In the cheerful spirit of Happy Hoggy Days, here’s a gift many a Harry Potter fan should enjoy: a Harry Potter and Philosophy podcast put together by Keith Hawk at MuggleNet, starring our own Carrie-Ann Biondi and two of her students! Says Carrie-Ann:
It’s kind of a survey-ish discussion among the five of us ranging over a variety of questions and issues in philosophy and literature that John Granger came up with, so it’s very accessible to a wide audience.
Listen and enjoy! And now, here’s your roundup of the week’s news:
Here is a bonus essay to the two-part series on Classical influences in Suzanne Collins’ Hunger Games trilogy. Enjoy. [Previously, “The Hunger Games: Gifts of the Gods” was published on August 6, 2012.]y,
As I was recently reading an historical murder mystery set at the Olympic Games in ancient Greece, I recognized another echo between Suzanne Collins’ Hunger Games trilogy and the Classical world: the veneration of Hunger Games’ tributes and the superstar status earned by Olympic champions.
[This is the second essay in a two-part series on classical influences in Suzanne Collins’ Hunger Games trilogy. The first –“The Hunger Games: How Glorious Fall the Valiant (‘Careers’ as Spartan Warriors)” — was published on May 28, 2012.]
Hunger Games author Suzanne Collins has acknowledged that her series was significantly influenced by classical mythology and history, especially the Greek myth of “Theseus and the Minotaur” and the gladiator games of ancient Rome (Collins, “A Conversation”). But there are other classical stories that bear a striking resemblance to the events in the Hunger Games arena. In the timely descent of those little silver parachutes – each one delivering life-saving food, medicine, or tools – readers can see an echo in the gifts and aid the Olympian gods sent to their chosen heroes in Greek mythology. Likewise, the manipulation of the arena’s environment by the all-powerful Game Makers is reminiscent of the way the gods used weather and other natural elements to help or hinder mortal champions. Two famous classical tales particularly illustrate these ideas.
Happy Friday the 13th!! Hope you’re not superstitious. I know I plan to have black cats crossing my path all day long as I have 5 of them. 🙂
Here’s a blast of various stories and links with a few probably not so pithy comments by me. Enjoy!
First up, Daniel Radcliffe will be hosting Saturday Night Live for the first time this weekend. From the story I read apparently he can be funny. So, if you like that sort of thing, be sure to check him out.
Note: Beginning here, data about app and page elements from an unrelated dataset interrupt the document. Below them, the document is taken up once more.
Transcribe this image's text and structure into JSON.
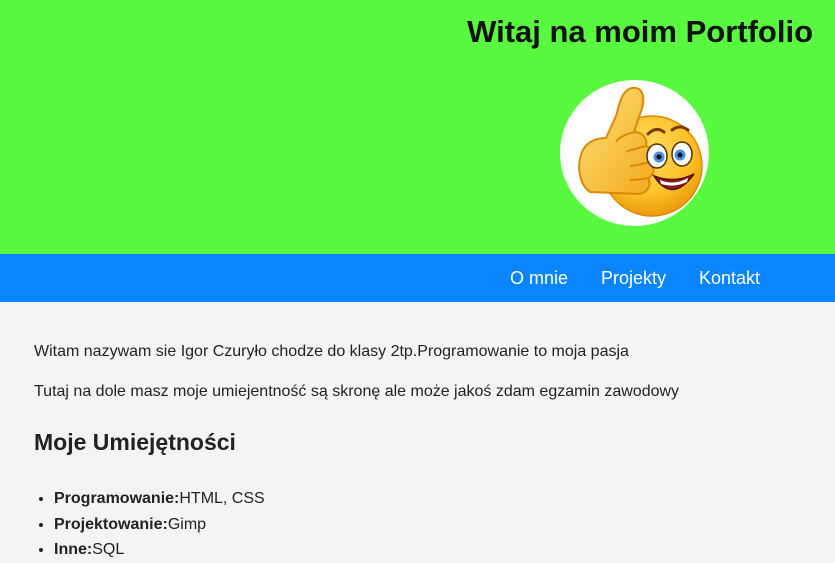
{
  "header": {
    "title": "Witaj na moim Portfolio",
    "avatar_icon": "thumbs-up-smiley-icon",
    "background": "#59f93f"
  },
  "nav": {
    "background": "#0a84ff",
    "items": [
      {
        "label": "O mnie"
      },
      {
        "label": "Projekty"
      },
      {
        "label": "Kontakt"
      }
    ]
  },
  "main": {
    "intro_1": "Witam nazywam sie Igor Czuryło chodze do klasy 2tp.Programowanie to moja pasja",
    "intro_2": "Tutaj na dole masz moje umiejentność są skronę ale może jakoś zdam egzamin zawodowy",
    "skills_heading": "Moje Umiejętności",
    "skills": [
      {
        "name": "Programowanie:",
        "value": "HTML, CSS"
      },
      {
        "name": "Projektowanie:",
        "value": "Gimp"
      },
      {
        "name": "Inne:",
        "value": "SQL"
      }
    ]
  }
}
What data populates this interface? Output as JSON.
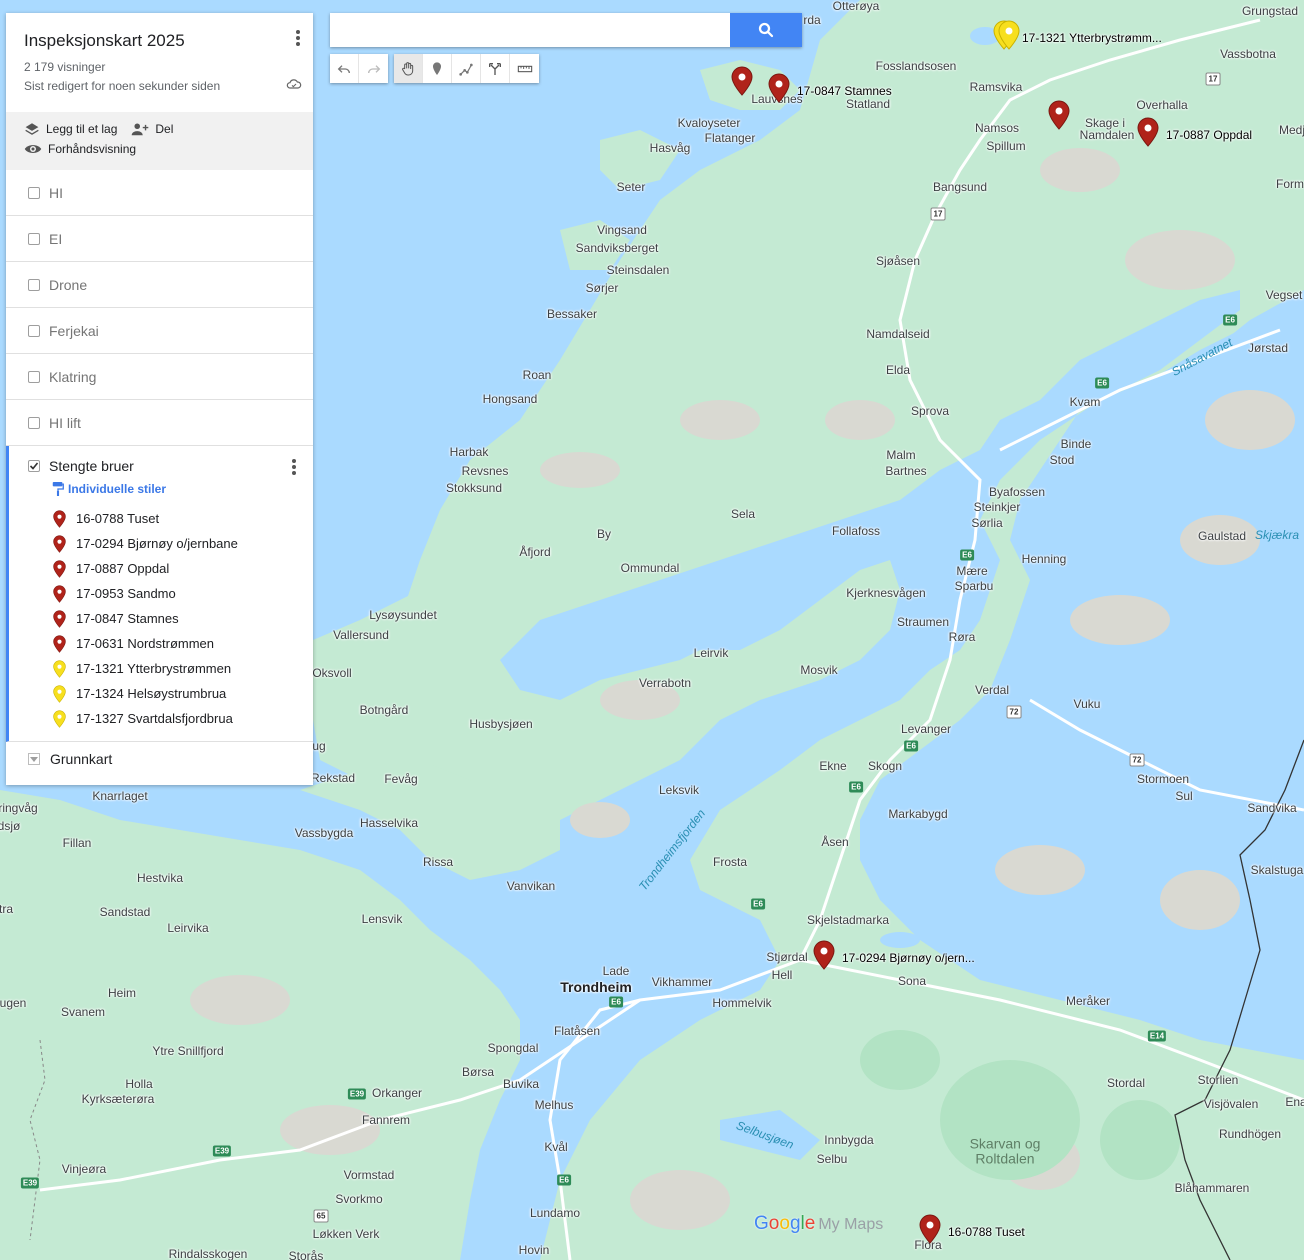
{
  "search": {
    "placeholder": "",
    "value": ""
  },
  "panel": {
    "title": "Inspeksjonskart 2025",
    "views": "2 179 visninger",
    "last_edited": "Sist redigert for noen sekunder siden",
    "actions": {
      "add_layer": "Legg til et lag",
      "share": "Del",
      "preview": "Forhåndsvisning"
    },
    "layers": [
      {
        "name": "HI",
        "checked": false
      },
      {
        "name": "EI",
        "checked": false
      },
      {
        "name": "Drone",
        "checked": false
      },
      {
        "name": "Ferjekai",
        "checked": false
      },
      {
        "name": "Klatring",
        "checked": false
      },
      {
        "name": "HI lift",
        "checked": false
      }
    ],
    "active_layer": {
      "name": "Stengte bruer",
      "checked": true,
      "style_link": "Individuelle stiler",
      "features": [
        {
          "label": "16-0788 Tuset",
          "color": "#b0231a"
        },
        {
          "label": "17-0294 Bjørnøy o/jernbane",
          "color": "#b0231a"
        },
        {
          "label": "17-0887 Oppdal",
          "color": "#b0231a"
        },
        {
          "label": "17-0953 Sandmo",
          "color": "#b0231a"
        },
        {
          "label": "17-0847 Stamnes",
          "color": "#b0231a"
        },
        {
          "label": "17-0631 Nordstrømmen",
          "color": "#b0231a"
        },
        {
          "label": "17-1321 Ytterbrystrømmen",
          "color": "#f7df1e"
        },
        {
          "label": "17-1324 Helsøystrumbrua",
          "color": "#f7df1e"
        },
        {
          "label": "17-1327 Svartdalsfjordbrua",
          "color": "#f7df1e"
        }
      ]
    },
    "basemap": "Grunnkart"
  },
  "map": {
    "colors": {
      "water": "#aadaff",
      "land": "#c4ead3",
      "forest": "#b2e3c4",
      "highland": "#d9d9d2",
      "road": "#ffffff",
      "red_marker": "#b0231a",
      "yellow_marker": "#f7df1e"
    },
    "markers": [
      {
        "id": "stamnes-a",
        "color": "#b0231a",
        "label": ""
      },
      {
        "id": "stamnes-b",
        "color": "#b0231a",
        "label": "17-0847 Stamnes"
      },
      {
        "id": "ytterbry",
        "color": "#f7df1e",
        "label": "17-1321 Ytterbrystrømm..."
      },
      {
        "id": "skage",
        "color": "#b0231a",
        "label": ""
      },
      {
        "id": "oppdal",
        "color": "#b0231a",
        "label": "17-0887 Oppdal"
      },
      {
        "id": "bjornoy",
        "color": "#b0231a",
        "label": "17-0294 Bjørnøy o/jern..."
      },
      {
        "id": "tuset",
        "color": "#b0231a",
        "label": "16-0788 Tuset"
      }
    ],
    "places": [
      "Otterøya",
      "Grungstad",
      "Vassbotna",
      "Fosslandsosen",
      "Ramsvika",
      "Overhalla",
      "Skage i",
      "Namdalen",
      "Namsos",
      "Spillum",
      "Medj",
      "Form",
      "Lauvsnes",
      "Statland",
      "Kvaloyseter",
      "Flatanger",
      "Hasvåg",
      "Seter",
      "Bangsund",
      "Vingsand",
      "Sandviksberget",
      "Steinsdalen",
      "Sørjer",
      "Bessaker",
      "Sjøåsen",
      "Vegset",
      "Namdalseid",
      "Jørstad",
      "Roan",
      "Elda",
      "Kvam",
      "Hongsand",
      "Sprova",
      "Binde",
      "Stod",
      "Harbak",
      "Revsnes",
      "Stokksund",
      "Malm",
      "Bartnes",
      "Byafossen",
      "Steinkjer",
      "Sørlia",
      "Sela",
      "By",
      "Follafoss",
      "Gaulstad",
      "Henning",
      "Åfjord",
      "Ommundal",
      "Mære",
      "Sparbu",
      "Kjerknesvågen",
      "Lysøysundet",
      "Vallersund",
      "Straumen",
      "Røra",
      "Leirvik",
      "Oksvoll",
      "Mosvik",
      "Verrabotn",
      "Verdal",
      "Botngård",
      "Vuku",
      "Husbysjøen",
      "Levanger",
      "Ekne",
      "Skogn",
      "Stormoen",
      "Sul",
      "Rekstad",
      "Fevåg",
      "Leksvik",
      "Knarrlaget",
      "Markabygd",
      "Sandvika",
      "Vassbygda",
      "Hasselvika",
      "Skalstuga",
      "Fillan",
      "Åsen",
      "Rissa",
      "Frosta",
      "Hestvika",
      "Vanvikan",
      "Sandstad",
      "Lensvik",
      "Skjelstadmarka",
      "Leirvika",
      "Stjørdal",
      "Hell",
      "Lade",
      "Trondheim",
      "Vikhammer",
      "Sona",
      "Meråker",
      "Heim",
      "Hommelvik",
      "Svanem",
      "Flatåsen",
      "Spongdal",
      "Ytre Snillfjord",
      "Børsa",
      "Buvika",
      "Stordal",
      "Storlien",
      "Holla",
      "Orkanger",
      "Visjövalen",
      "Kyrksæterøra",
      "Melhus",
      "Fannrem",
      "Innbygda",
      "Rundhögen",
      "Vinjeøra",
      "Kvål",
      "Selbu",
      "Vormstad",
      "Svorkmo",
      "Blåhammaren",
      "Lundamo",
      "Løkken Verk",
      "Flora",
      "Rindalsskogen",
      "Hovin",
      "Storås",
      "Ena",
      "ringvåg",
      "dsjø",
      "tra",
      "ugen",
      "ug",
      "rda"
    ],
    "water_labels": [
      "Snåsavatnet",
      "Trondheimsfjorden",
      "Selbusjøen",
      "Skjækra"
    ],
    "regions": [
      "Skarvan og Roltdalen"
    ],
    "shields": [
      "17",
      "17",
      "E6",
      "E6",
      "E6",
      "72",
      "E6",
      "72",
      "E6",
      "E6",
      "E6",
      "E39",
      "E39",
      "E39",
      "E6",
      "E14",
      "65"
    ]
  },
  "logo": {
    "google": "Google",
    "product": "My Maps"
  }
}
In other Potter news, the President of China has declared a culture war against Harry Potter, along with people and things like Lady Gaga and The Transformers films, as being destructive to Chinese culture and unity. Now, while I agree that Lady Gaga and The Transformers would eat away at the cultural foundations of any nation, I wouldn’t say the same for Harry Potter. Hu Jintao, the President, has called for the Communist Party to respond with some culture of its own, forgetting, as the article aptly points out, that government cannot really produce “culture” on demand. Check out the full article for all the details. (H/T to Carrie-Ann Biondi for the previous two links.)
First official trailer out for The Hunger Games movie. Debuted this morning on Good Morning America. Thoughts? Really excited for this movie? Couldn’t care less? Think they’ll do a good job or botch it horribly? Let us know!
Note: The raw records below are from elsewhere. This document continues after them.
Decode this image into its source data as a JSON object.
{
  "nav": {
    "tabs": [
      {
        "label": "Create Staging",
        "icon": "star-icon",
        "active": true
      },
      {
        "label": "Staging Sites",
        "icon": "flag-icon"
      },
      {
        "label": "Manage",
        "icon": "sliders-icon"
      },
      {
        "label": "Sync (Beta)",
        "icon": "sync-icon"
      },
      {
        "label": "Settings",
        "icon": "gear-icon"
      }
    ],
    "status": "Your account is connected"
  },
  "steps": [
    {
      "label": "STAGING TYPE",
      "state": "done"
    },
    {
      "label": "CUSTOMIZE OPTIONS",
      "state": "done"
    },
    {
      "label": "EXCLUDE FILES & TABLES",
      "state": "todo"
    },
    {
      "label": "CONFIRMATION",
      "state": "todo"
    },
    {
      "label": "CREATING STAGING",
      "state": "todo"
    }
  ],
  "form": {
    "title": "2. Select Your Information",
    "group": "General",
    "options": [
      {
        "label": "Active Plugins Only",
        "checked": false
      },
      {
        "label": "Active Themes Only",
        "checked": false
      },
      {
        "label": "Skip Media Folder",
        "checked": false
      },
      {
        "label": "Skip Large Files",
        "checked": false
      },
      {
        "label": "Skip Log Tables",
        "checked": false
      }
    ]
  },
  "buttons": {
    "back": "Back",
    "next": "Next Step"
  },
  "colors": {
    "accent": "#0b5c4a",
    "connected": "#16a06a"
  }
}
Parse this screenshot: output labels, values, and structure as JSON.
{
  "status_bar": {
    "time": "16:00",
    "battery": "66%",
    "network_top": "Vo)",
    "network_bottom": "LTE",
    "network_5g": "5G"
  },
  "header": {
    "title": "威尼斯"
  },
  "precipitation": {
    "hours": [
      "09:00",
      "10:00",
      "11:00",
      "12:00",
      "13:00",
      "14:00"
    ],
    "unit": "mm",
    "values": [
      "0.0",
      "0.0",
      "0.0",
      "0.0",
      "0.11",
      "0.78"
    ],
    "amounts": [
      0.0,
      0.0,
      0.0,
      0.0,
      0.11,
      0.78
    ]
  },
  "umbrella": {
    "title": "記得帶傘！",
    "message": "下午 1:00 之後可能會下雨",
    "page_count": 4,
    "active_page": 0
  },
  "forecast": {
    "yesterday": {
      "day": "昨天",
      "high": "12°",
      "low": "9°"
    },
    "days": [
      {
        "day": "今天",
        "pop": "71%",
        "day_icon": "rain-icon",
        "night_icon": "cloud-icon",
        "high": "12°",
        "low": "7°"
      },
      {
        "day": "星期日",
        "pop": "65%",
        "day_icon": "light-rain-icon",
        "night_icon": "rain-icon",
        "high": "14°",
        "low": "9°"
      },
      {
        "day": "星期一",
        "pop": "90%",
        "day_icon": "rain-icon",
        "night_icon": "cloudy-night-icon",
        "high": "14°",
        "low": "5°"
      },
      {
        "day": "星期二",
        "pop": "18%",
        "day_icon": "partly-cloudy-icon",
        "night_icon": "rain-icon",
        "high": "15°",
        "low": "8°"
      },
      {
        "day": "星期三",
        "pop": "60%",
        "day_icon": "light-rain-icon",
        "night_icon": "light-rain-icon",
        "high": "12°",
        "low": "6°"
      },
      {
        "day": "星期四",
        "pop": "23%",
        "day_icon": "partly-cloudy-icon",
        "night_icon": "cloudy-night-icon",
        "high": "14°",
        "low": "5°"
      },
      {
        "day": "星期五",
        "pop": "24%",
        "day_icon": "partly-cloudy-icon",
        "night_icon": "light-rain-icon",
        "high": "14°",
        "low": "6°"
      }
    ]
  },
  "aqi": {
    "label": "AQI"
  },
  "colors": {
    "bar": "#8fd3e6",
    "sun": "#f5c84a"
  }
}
[Update] The trailer has been pulled off of Youtube, but you can find it here at Entertainment Weekly. Thanks to Jenna for the link.
I don’t normally pay attention to various awards, except in a tangential way, but I did take note of last year’s nominees for the Nebula Awards, which are given out by the Science Fiction & Fantasy Writers of America. They’ve been presenting these awards in various categories since 1965, which just happens to be when I was born, not that this has anything to do with my post. 🙂
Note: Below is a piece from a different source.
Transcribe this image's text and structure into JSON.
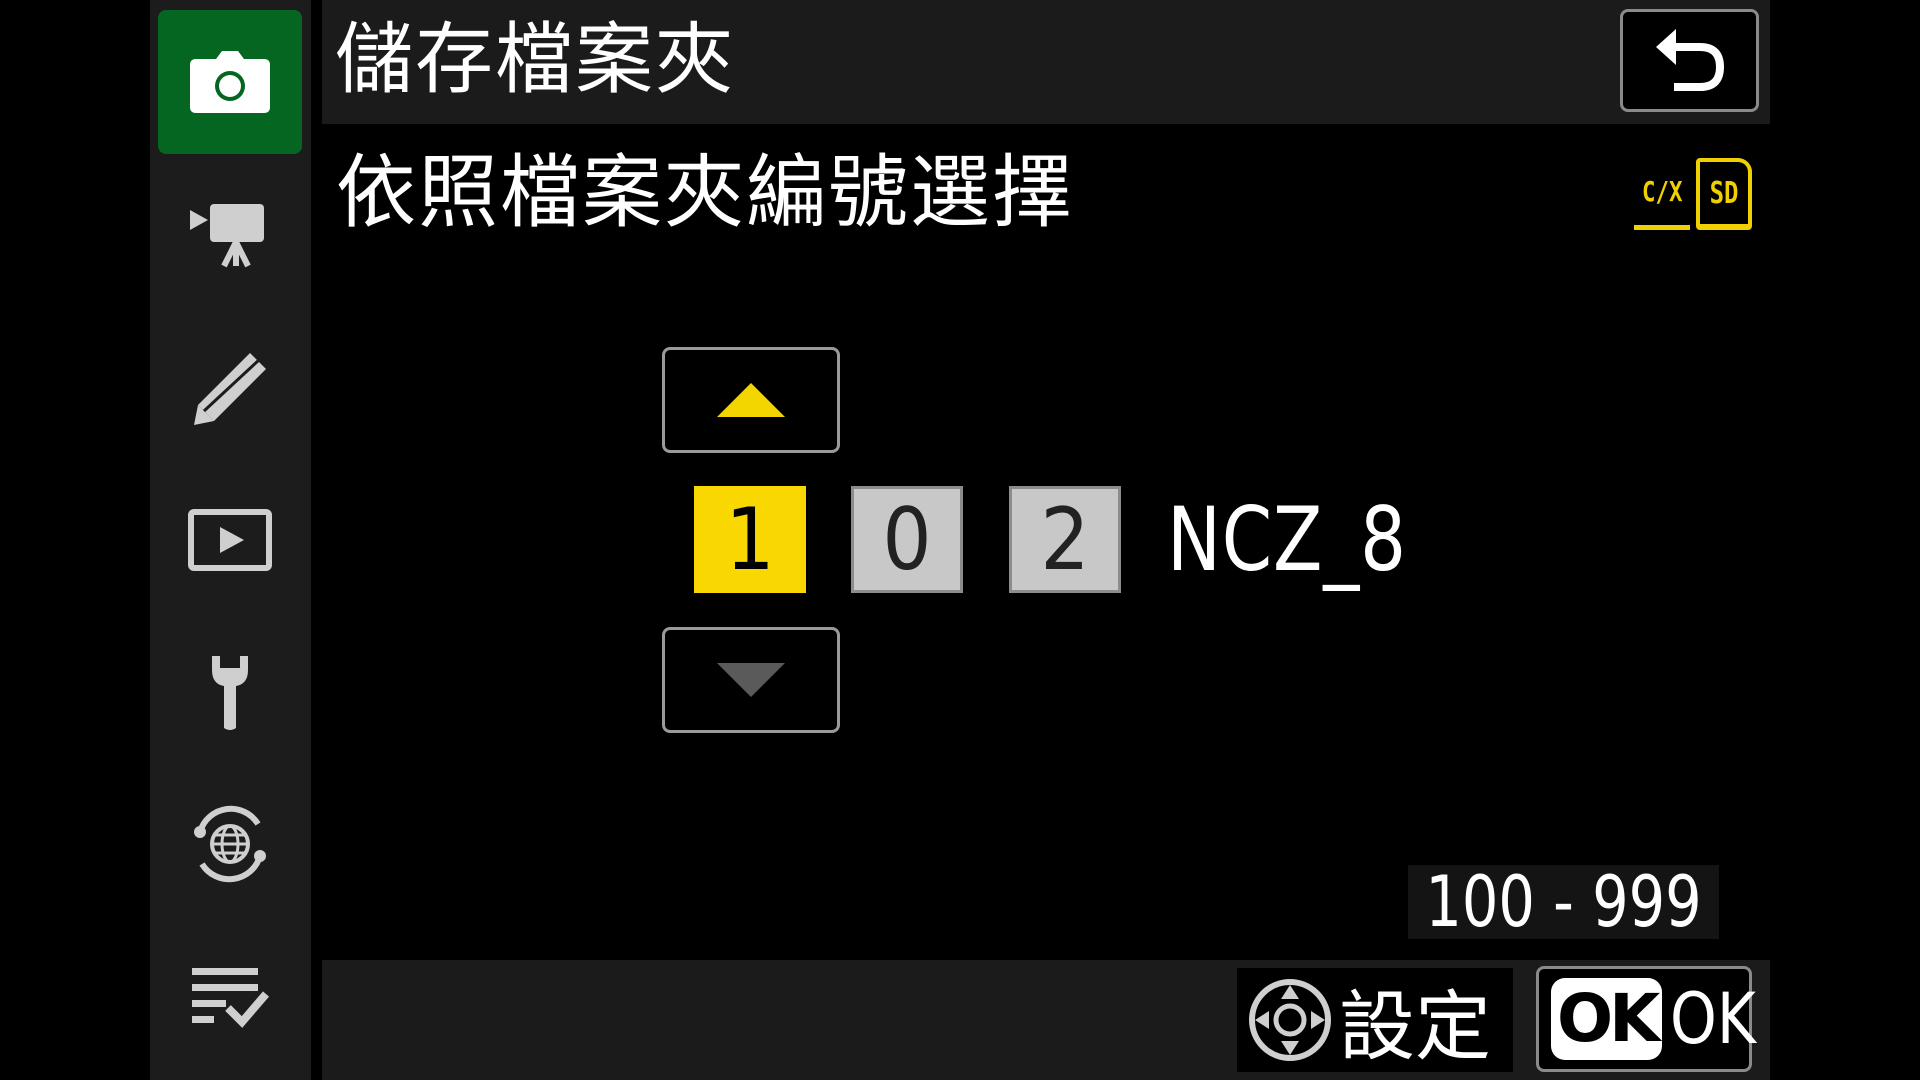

Anyway, they do also have some other awards, one of which is the Andre Norton Award for Young Adult Science Fiction and Fantasy. Mockingjay by Suzanne Collins, which we’ve discussed here in the past, is one of the nominees. I really don’t recognize any of the other books, except for one, that it’s up against, so I’m curious if anyone else is familiar with some of the books and what chances you think Mockingjay has of winning. Personally I thought Mockingjay the weakest book in Collins’ trilogy, but I think it has good chances of winning.
I just finished reading Mockingjay an hour ago and am still reeling.
It’s as much of a page-turner as the two previous books in the trilogy. It’s a masterpiece screed on war and its impact, and the terrible things people do and the sacrifices they make. I had a hard time with it because I don’t like horror, and the dystopian horror is cranked to 11. Collins’ imagination is stunning.
I’m no literary critic. I recognized the strong literary alchemy and some symbolism, but want to give some early impressions as a reader, because that’s what I am first and foremost. Please check out John Granger at Hogwarts Professor; he’s enlarging on the deeper meanings and scaffolding of the book. I’ll just lightly touch on some things here to get the conversation going.
ALERT—SPOILERS beyond this point.